1886
April 17, 1886, a new law was passed making it illegal for a living person’s portrait to appear on the nation’s money. º

1908
March 8, 1908. The bill to restore “In God We Trust” to American Coins passed the House.º
May 13, 1908. The bill to restore “In God We Trust” to American Coins passed the Senateº.
May 18, 1908. President Roosevelt signed it into law and, by July, the motto was appearing on the nation’s coinage.º

1965 
 (July, 23)
President Johnson approves the Coinage Act of 1965, which removes silver from circulating coins and authorizes that clad coins be used instead for the half dollar, quarter dollar, and dimes. (Third piece of major legislation since the establishment of the Mint in 1792) 

1968 
(March, 19)
Congressional legislation eliminates the requirement that 25% of U.S. currency be backed in gold freeing $10.4 billion in gold reserves to meet international demands. 

1984 
The name of the Bureau of the Mint is changed to the United States Mint. 

1988 
(March, 31)
The West Point Bullion Depository becomes an official United States branch Mint. San Francisco Mint, an assay office since 1962, is once again given Mint status. (Public Law 100-274) 

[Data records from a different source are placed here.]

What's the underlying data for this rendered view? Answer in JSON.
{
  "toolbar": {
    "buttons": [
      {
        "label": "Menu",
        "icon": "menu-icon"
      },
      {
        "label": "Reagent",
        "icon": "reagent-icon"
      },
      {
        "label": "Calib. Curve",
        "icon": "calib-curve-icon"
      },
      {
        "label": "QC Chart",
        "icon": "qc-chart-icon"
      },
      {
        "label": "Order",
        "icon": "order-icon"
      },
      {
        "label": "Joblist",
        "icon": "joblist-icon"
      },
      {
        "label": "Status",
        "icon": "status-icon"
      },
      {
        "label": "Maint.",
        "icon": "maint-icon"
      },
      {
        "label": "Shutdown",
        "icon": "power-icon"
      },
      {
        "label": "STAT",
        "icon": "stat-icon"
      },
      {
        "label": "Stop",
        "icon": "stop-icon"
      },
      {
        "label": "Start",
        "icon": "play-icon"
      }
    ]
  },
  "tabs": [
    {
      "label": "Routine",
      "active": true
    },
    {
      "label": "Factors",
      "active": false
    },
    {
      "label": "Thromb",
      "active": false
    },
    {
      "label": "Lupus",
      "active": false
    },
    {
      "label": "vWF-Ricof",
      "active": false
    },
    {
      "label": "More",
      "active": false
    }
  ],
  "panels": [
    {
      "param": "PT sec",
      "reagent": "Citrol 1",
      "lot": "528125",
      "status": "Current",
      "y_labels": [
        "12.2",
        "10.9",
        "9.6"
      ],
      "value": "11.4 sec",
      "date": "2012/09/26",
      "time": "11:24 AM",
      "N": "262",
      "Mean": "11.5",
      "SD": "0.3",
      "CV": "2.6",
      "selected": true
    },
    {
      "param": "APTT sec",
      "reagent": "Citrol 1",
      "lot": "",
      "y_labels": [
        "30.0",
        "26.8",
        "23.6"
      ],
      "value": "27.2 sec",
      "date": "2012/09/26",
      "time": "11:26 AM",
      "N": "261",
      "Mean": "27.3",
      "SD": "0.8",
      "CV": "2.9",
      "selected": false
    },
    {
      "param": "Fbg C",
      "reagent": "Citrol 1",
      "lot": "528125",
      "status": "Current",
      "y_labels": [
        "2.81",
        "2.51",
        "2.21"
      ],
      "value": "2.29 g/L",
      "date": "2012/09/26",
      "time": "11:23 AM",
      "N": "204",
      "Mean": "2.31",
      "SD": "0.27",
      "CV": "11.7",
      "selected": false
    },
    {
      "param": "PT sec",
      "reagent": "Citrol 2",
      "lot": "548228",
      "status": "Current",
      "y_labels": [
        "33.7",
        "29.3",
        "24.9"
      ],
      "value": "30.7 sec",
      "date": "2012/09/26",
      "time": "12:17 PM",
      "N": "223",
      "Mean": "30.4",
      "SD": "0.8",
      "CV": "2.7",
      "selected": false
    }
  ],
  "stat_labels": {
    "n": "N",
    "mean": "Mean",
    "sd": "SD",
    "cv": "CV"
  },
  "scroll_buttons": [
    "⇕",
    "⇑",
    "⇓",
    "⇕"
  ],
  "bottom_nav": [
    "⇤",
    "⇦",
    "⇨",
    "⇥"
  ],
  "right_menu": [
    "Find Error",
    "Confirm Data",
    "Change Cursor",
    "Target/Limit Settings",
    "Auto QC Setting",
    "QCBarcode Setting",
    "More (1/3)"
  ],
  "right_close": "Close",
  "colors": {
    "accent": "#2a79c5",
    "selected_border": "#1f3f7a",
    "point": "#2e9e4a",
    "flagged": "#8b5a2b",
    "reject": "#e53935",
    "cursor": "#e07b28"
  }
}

References
º A History of United States Coinage, Ted (Theodore) Schwarz, ©1980, The Tavitiy Press, London, England. ISBN: 0-498-02210.
¹ www.usmint.gov
² http://www.coincommunity.com/mints
³ http://www.treasury.gov/about/education/Pages/fort-knox.aspx
http://www.usacoinbook.com/encyclopedia/coin-mints/west-point/